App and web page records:
---
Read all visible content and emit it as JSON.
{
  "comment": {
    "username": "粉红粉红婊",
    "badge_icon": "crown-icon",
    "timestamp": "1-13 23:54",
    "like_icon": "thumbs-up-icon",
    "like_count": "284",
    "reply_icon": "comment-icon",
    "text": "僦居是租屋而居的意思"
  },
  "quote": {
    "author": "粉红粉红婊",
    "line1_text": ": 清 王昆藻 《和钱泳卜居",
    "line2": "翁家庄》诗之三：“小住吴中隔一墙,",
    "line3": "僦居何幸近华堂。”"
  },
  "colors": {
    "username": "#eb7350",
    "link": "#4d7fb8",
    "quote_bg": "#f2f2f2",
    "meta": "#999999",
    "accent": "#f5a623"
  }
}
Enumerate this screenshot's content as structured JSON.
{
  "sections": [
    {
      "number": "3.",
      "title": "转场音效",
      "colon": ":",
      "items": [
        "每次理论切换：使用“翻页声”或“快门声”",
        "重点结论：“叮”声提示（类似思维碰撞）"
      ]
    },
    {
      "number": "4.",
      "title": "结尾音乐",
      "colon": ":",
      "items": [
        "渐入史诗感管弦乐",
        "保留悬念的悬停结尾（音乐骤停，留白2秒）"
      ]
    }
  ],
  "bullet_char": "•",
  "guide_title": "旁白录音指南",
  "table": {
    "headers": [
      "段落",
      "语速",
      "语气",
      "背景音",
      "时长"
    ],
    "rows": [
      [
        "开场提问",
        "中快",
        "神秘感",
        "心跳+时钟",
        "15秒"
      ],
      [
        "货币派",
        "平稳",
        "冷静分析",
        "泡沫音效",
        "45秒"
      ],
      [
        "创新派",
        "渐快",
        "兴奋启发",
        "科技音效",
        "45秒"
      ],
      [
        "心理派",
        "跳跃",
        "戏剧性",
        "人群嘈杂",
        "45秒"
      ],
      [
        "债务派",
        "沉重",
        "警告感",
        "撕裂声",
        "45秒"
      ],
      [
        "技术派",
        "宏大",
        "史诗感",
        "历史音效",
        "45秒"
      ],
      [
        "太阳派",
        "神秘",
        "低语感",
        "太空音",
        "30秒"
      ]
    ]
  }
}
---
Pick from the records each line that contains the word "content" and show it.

Read all visible content and emit it as JSON.
Enumerate this screenshot's content as structured JSON.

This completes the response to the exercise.